Records for the task:
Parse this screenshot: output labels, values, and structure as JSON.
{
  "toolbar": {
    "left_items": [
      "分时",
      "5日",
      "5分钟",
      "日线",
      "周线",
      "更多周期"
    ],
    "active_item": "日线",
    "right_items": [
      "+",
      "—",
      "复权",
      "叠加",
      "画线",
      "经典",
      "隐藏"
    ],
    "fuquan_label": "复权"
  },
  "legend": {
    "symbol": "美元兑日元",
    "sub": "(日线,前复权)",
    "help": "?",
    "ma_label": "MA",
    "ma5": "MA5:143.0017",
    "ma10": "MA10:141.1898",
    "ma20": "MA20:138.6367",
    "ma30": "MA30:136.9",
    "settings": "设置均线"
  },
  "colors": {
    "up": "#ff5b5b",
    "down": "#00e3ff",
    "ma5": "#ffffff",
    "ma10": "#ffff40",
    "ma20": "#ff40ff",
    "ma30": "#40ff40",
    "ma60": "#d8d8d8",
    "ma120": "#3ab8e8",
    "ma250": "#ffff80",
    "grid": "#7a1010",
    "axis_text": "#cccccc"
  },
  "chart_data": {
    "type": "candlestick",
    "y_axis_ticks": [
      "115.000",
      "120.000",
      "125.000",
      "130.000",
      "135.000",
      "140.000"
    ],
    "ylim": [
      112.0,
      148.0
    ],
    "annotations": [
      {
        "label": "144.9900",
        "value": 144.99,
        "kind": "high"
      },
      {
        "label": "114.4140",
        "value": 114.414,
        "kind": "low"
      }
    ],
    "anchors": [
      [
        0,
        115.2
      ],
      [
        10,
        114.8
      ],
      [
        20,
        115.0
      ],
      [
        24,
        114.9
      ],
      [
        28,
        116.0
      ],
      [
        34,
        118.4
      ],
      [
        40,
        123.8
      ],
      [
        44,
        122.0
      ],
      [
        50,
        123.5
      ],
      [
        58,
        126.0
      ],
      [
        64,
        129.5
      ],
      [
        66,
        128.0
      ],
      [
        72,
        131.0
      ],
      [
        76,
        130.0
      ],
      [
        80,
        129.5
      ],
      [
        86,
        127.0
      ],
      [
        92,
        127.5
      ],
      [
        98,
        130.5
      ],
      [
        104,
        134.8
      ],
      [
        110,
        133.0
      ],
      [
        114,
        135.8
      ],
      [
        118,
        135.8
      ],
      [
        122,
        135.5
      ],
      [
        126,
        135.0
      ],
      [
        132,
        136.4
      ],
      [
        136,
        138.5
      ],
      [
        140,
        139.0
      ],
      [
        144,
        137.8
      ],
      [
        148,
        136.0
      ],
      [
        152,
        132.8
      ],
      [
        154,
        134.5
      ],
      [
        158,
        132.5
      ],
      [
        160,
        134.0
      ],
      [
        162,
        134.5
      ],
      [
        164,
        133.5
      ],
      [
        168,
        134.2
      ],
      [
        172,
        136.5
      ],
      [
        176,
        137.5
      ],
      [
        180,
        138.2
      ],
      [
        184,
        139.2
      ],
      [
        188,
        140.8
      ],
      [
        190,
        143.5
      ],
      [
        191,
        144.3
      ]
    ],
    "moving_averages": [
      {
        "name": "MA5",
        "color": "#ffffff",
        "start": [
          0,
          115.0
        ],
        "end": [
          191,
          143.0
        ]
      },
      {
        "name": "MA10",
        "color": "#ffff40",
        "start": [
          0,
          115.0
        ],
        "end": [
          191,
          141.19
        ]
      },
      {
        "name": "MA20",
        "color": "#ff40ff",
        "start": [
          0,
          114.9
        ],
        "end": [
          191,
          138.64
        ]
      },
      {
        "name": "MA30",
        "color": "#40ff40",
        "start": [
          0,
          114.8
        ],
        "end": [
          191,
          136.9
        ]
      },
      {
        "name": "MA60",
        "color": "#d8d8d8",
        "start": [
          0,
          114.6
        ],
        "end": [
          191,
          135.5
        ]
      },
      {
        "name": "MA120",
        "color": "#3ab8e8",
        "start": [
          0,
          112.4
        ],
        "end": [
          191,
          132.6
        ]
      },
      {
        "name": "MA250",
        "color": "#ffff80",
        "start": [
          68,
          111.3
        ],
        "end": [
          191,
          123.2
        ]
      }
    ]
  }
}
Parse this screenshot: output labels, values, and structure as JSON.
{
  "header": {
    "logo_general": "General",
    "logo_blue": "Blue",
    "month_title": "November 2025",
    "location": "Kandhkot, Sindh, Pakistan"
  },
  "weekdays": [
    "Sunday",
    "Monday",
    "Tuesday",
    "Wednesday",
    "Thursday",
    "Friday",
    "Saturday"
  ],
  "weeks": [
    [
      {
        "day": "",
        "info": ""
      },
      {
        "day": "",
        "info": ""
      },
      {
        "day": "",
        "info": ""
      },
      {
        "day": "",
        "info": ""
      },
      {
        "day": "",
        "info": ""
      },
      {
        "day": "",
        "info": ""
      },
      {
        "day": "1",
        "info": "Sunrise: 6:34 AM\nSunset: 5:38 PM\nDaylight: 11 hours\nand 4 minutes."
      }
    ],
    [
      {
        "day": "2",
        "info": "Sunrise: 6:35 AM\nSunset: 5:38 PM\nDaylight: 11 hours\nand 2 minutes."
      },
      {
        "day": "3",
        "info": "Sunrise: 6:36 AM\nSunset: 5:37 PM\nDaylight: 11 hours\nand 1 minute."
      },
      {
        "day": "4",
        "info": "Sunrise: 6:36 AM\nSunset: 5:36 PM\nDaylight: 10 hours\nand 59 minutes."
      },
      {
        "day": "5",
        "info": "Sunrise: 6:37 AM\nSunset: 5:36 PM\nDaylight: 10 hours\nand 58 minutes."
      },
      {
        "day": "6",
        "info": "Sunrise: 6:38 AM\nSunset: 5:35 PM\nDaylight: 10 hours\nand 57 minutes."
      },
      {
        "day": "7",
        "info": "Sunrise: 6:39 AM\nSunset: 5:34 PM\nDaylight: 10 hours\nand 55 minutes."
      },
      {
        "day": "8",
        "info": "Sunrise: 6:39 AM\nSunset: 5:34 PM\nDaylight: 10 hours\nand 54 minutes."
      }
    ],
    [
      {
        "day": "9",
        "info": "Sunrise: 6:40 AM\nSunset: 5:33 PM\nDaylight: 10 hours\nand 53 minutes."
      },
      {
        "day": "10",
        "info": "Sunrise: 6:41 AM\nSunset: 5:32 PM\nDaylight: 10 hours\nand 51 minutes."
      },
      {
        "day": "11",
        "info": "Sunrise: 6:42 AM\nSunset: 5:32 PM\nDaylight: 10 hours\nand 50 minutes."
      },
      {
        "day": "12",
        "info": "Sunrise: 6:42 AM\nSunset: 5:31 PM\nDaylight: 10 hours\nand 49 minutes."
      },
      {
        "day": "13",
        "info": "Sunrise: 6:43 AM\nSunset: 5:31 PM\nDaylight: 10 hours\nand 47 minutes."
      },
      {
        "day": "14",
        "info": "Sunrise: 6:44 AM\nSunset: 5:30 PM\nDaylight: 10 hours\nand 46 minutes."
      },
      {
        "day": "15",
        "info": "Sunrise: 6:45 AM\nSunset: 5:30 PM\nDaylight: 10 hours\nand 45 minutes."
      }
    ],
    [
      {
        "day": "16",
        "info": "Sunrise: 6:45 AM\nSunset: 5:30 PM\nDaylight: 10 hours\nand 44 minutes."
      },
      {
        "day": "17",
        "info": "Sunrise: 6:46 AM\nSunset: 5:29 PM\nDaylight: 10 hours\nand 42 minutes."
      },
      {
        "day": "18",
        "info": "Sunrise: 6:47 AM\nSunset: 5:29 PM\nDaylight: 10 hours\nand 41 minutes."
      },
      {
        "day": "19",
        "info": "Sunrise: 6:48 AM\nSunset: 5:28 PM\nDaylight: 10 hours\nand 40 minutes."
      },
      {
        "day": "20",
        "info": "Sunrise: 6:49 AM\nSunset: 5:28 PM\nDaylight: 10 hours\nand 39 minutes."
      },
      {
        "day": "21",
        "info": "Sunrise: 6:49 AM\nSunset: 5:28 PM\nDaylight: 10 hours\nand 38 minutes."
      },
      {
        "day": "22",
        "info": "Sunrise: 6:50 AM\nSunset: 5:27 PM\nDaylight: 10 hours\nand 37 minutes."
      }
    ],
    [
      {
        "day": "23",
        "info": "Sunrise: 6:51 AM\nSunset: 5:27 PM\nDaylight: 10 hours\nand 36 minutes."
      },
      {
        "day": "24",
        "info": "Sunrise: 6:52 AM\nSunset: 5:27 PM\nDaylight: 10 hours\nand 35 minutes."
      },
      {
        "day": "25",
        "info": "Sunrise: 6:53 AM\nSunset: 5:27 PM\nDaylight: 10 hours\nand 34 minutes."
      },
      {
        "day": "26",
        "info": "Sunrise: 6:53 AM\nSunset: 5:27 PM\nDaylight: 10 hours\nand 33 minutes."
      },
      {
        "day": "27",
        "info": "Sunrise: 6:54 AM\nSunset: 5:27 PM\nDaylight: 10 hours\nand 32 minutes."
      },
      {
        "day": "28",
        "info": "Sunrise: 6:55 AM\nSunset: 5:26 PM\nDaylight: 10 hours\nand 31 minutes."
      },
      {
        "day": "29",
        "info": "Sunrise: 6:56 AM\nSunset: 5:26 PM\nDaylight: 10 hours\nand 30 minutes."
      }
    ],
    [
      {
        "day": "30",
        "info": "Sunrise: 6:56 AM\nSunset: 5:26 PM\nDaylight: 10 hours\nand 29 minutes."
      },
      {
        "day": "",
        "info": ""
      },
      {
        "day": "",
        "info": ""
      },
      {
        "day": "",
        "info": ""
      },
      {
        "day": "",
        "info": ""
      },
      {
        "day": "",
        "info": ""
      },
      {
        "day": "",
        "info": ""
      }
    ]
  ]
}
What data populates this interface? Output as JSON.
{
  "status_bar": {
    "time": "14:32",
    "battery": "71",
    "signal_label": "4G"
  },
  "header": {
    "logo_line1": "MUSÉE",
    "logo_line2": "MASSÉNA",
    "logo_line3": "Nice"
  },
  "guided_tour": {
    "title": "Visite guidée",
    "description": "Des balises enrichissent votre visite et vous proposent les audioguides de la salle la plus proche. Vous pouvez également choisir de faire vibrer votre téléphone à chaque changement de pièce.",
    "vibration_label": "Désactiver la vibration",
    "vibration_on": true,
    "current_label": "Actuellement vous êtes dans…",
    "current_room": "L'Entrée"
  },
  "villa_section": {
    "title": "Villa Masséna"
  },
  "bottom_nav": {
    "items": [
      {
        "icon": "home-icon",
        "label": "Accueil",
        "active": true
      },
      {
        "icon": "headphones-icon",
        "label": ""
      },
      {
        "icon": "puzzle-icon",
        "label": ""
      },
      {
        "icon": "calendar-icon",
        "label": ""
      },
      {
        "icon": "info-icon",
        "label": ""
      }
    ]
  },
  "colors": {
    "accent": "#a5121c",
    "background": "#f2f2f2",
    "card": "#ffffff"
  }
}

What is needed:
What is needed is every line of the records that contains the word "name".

Exercise response:
        "name": "MA5",
        "name": "MA10",
        "name": "MA20",
        "name": "MA30",
        "name": "MA60",
        "name": "MA120",
        "name": "MA250",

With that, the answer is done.